_Your instructions_
Leave the pictures out and repeat the rest of the data below exactly.

Extracted information Start Marker

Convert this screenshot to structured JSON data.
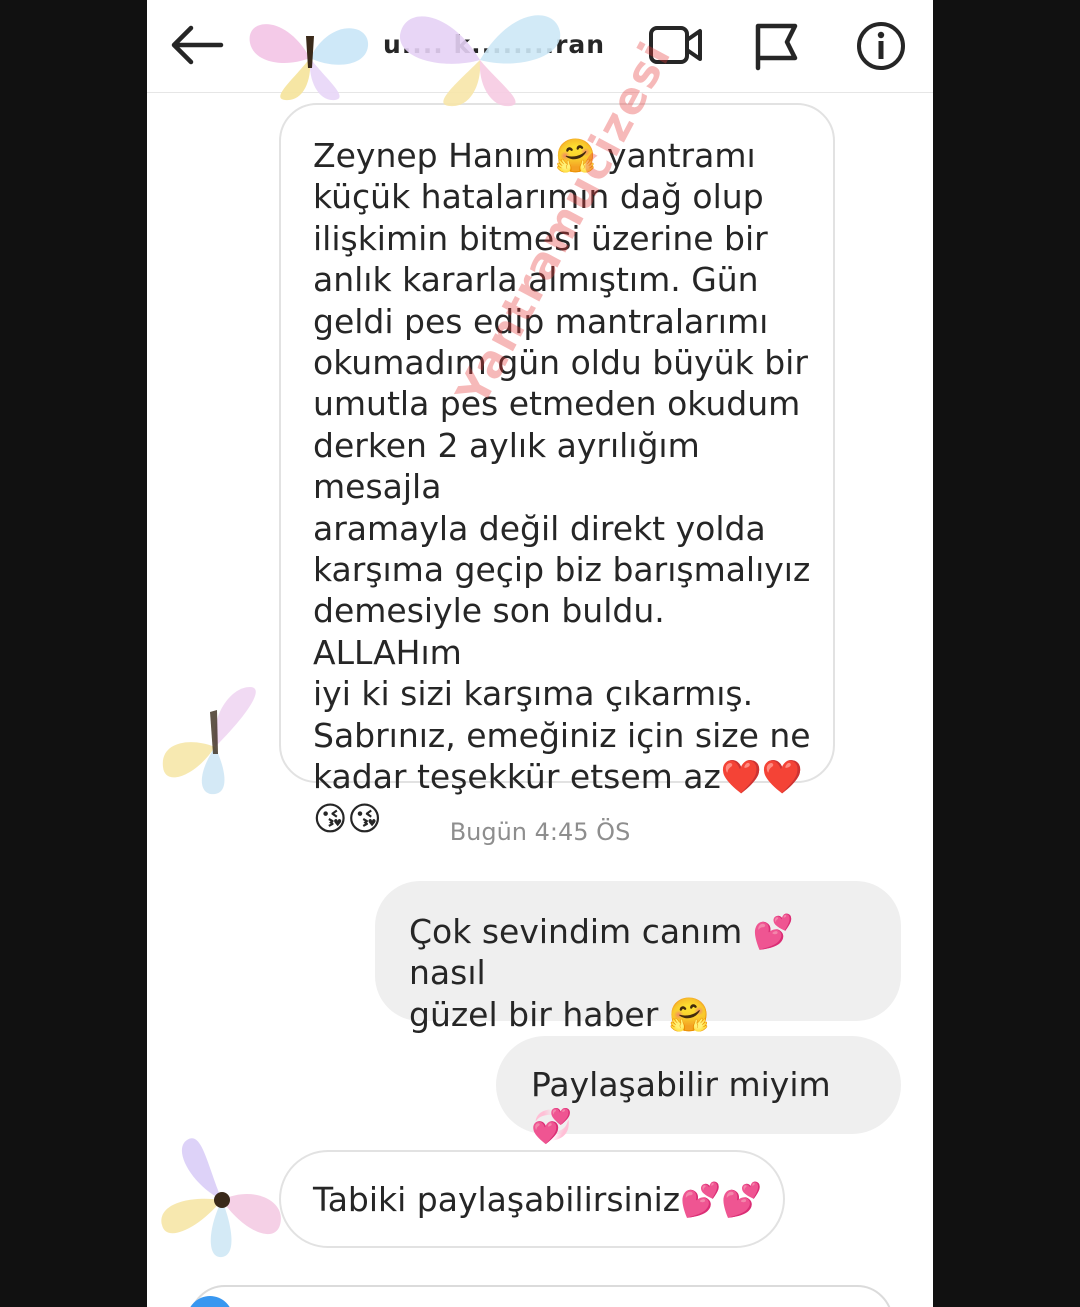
{
  "header": {
    "title": "u.... k........ran",
    "icons": [
      "back-arrow-icon",
      "video-call-icon",
      "flag-icon",
      "info-icon"
    ]
  },
  "messages": [
    {
      "side": "incoming",
      "text": "Zeynep Hanım🤗 yantramı\nküçük hatalarımın dağ olup\nilişkimin bitmesi üzerine bir\nanlık kararla almıştım. Gün\ngeldi pes edip mantralarımı\nokumadım gün oldu büyük bir\numutla pes etmeden okudum\nderken 2 aylık ayrılığım mesajla\naramayla değil direkt yolda\nkarşıma geçip biz barışmalıyız\ndemesiyle son buldu. ALLAHım\niyi ki sizi karşıma çıkarmış.\nSabrınız, emeğiniz için size ne\nkadar teşekkür etsem az❤️❤️\n😘😘"
    },
    {
      "side": "outgoing",
      "text": "Çok sevindim canım 💕 nasıl\ngüzel bir haber 🤗"
    },
    {
      "side": "outgoing",
      "text": "Paylaşabilir miyim 💞"
    },
    {
      "side": "incoming",
      "text": "Tabiki paylaşabilirsiniz💕💕"
    }
  ],
  "timestamp": "Bugün 4:45 ÖS",
  "watermark": "Yantramucizesi",
  "colors": {
    "accent": "#3897f0",
    "outgoing_bubble": "#efefef",
    "watermark": "#e83a3a"
  }
}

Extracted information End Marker

_Answer for this exercise_
Convert this screenshot to structured JSON data.
{
  "header": {
    "title": "u.... k........ran",
    "icons": [
      "back-arrow-icon",
      "video-call-icon",
      "flag-icon",
      "info-icon"
    ]
  },
  "messages": [
    {
      "side": "incoming",
      "text": "Zeynep Hanım🤗 yantramı\nküçük hatalarımın dağ olup\nilişkimin bitmesi üzerine bir\nanlık kararla almıştım. Gün\ngeldi pes edip mantralarımı\nokumadım gün oldu büyük bir\numutla pes etmeden okudum\nderken 2 aylık ayrılığım mesajla\naramayla değil direkt yolda\nkarşıma geçip biz barışmalıyız\ndemesiyle son buldu. ALLAHım\niyi ki sizi karşıma çıkarmış.\nSabrınız, emeğiniz için size ne\nkadar teşekkür etsem az❤️❤️\n😘😘"
    },
    {
      "side": "outgoing",
      "text": "Çok sevindim canım 💕 nasıl\ngüzel bir haber 🤗"
    },
    {
      "side": "outgoing",
      "text": "Paylaşabilir miyim 💞"
    },
    {
      "side": "incoming",
      "text": "Tabiki paylaşabilirsiniz💕💕"
    }
  ],
  "timestamp": "Bugün 4:45 ÖS",
  "watermark": "Yantramucizesi",
  "colors": {
    "accent": "#3897f0",
    "outgoing_bubble": "#efefef",
    "watermark": "#e83a3a"
  }
}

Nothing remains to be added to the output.